Start of Block

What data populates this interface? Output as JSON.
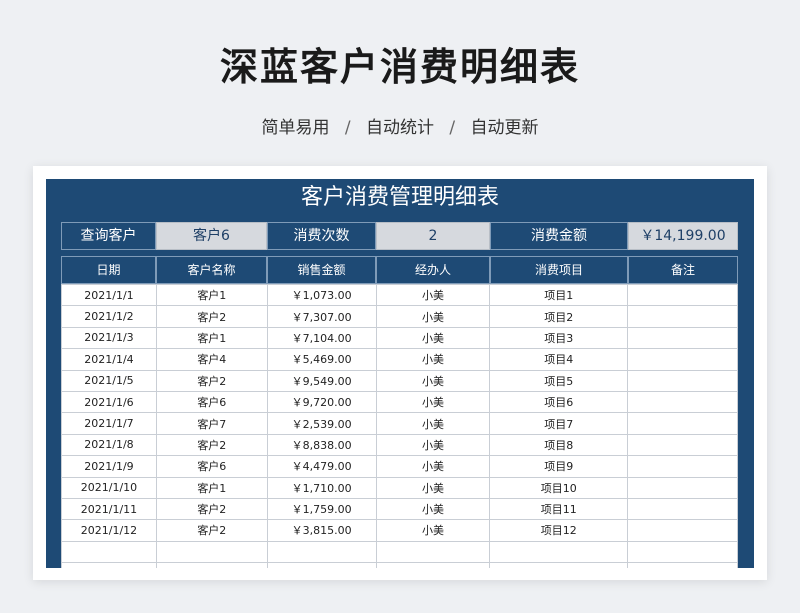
{
  "page": {
    "title": "深蓝客户消费明细表",
    "features": [
      "简单易用",
      "自动统计",
      "自动更新"
    ],
    "separator": "/"
  },
  "sheet": {
    "title": "客户消费管理明细表",
    "query": {
      "customer_label": "查询客户",
      "customer_value": "客户6",
      "count_label": "消费次数",
      "count_value": "2",
      "amount_label": "消费金额",
      "amount_value": "￥14,199.00"
    },
    "columns": [
      "日期",
      "客户名称",
      "销售金额",
      "经办人",
      "消费项目",
      "备注"
    ],
    "rows": [
      [
        "2021/1/1",
        "客户1",
        "￥1,073.00",
        "小美",
        "项目1",
        ""
      ],
      [
        "2021/1/2",
        "客户2",
        "￥7,307.00",
        "小美",
        "项目2",
        ""
      ],
      [
        "2021/1/3",
        "客户1",
        "￥7,104.00",
        "小美",
        "项目3",
        ""
      ],
      [
        "2021/1/4",
        "客户4",
        "￥5,469.00",
        "小美",
        "项目4",
        ""
      ],
      [
        "2021/1/5",
        "客户2",
        "￥9,549.00",
        "小美",
        "项目5",
        ""
      ],
      [
        "2021/1/6",
        "客户6",
        "￥9,720.00",
        "小美",
        "项目6",
        ""
      ],
      [
        "2021/1/7",
        "客户7",
        "￥2,539.00",
        "小美",
        "项目7",
        ""
      ],
      [
        "2021/1/8",
        "客户2",
        "￥8,838.00",
        "小美",
        "项目8",
        ""
      ],
      [
        "2021/1/9",
        "客户6",
        "￥4,479.00",
        "小美",
        "项目9",
        ""
      ],
      [
        "2021/1/10",
        "客户1",
        "￥1,710.00",
        "小美",
        "项目10",
        ""
      ],
      [
        "2021/1/11",
        "客户2",
        "￥1,759.00",
        "小美",
        "项目11",
        ""
      ],
      [
        "2021/1/12",
        "客户2",
        "￥3,815.00",
        "小美",
        "项目12",
        ""
      ],
      [
        "",
        "",
        "",
        "",
        "",
        ""
      ],
      [
        "",
        "",
        "",
        "",
        "",
        ""
      ]
    ]
  },
  "colors": {
    "header_blue": "#1e4a75",
    "query_value_bg": "#d6d9de",
    "page_bg": "#eef0f3"
  }
}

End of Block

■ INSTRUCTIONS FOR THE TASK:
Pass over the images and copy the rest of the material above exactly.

■ ANSWER TO THE EXERCISE:
What data populates this interface? Output as JSON.
{
  "page": {
    "title": "深蓝客户消费明细表",
    "features": [
      "简单易用",
      "自动统计",
      "自动更新"
    ],
    "separator": "/"
  },
  "sheet": {
    "title": "客户消费管理明细表",
    "query": {
      "customer_label": "查询客户",
      "customer_value": "客户6",
      "count_label": "消费次数",
      "count_value": "2",
      "amount_label": "消费金额",
      "amount_value": "￥14,199.00"
    },
    "columns": [
      "日期",
      "客户名称",
      "销售金额",
      "经办人",
      "消费项目",
      "备注"
    ],
    "rows": [
      [
        "2021/1/1",
        "客户1",
        "￥1,073.00",
        "小美",
        "项目1",
        ""
      ],
      [
        "2021/1/2",
        "客户2",
        "￥7,307.00",
        "小美",
        "项目2",
        ""
      ],
      [
        "2021/1/3",
        "客户1",
        "￥7,104.00",
        "小美",
        "项目3",
        ""
      ],
      [
        "2021/1/4",
        "客户4",
        "￥5,469.00",
        "小美",
        "项目4",
        ""
      ],
      [
        "2021/1/5",
        "客户2",
        "￥9,549.00",
        "小美",
        "项目5",
        ""
      ],
      [
        "2021/1/6",
        "客户6",
        "￥9,720.00",
        "小美",
        "项目6",
        ""
      ],
      [
        "2021/1/7",
        "客户7",
        "￥2,539.00",
        "小美",
        "项目7",
        ""
      ],
      [
        "2021/1/8",
        "客户2",
        "￥8,838.00",
        "小美",
        "项目8",
        ""
      ],
      [
        "2021/1/9",
        "客户6",
        "￥4,479.00",
        "小美",
        "项目9",
        ""
      ],
      [
        "2021/1/10",
        "客户1",
        "￥1,710.00",
        "小美",
        "项目10",
        ""
      ],
      [
        "2021/1/11",
        "客户2",
        "￥1,759.00",
        "小美",
        "项目11",
        ""
      ],
      [
        "2021/1/12",
        "客户2",
        "￥3,815.00",
        "小美",
        "项目12",
        ""
      ],
      [
        "",
        "",
        "",
        "",
        "",
        ""
      ],
      [
        "",
        "",
        "",
        "",
        "",
        ""
      ]
    ]
  },
  "colors": {
    "header_blue": "#1e4a75",
    "query_value_bg": "#d6d9de",
    "page_bg": "#eef0f3"
  }
}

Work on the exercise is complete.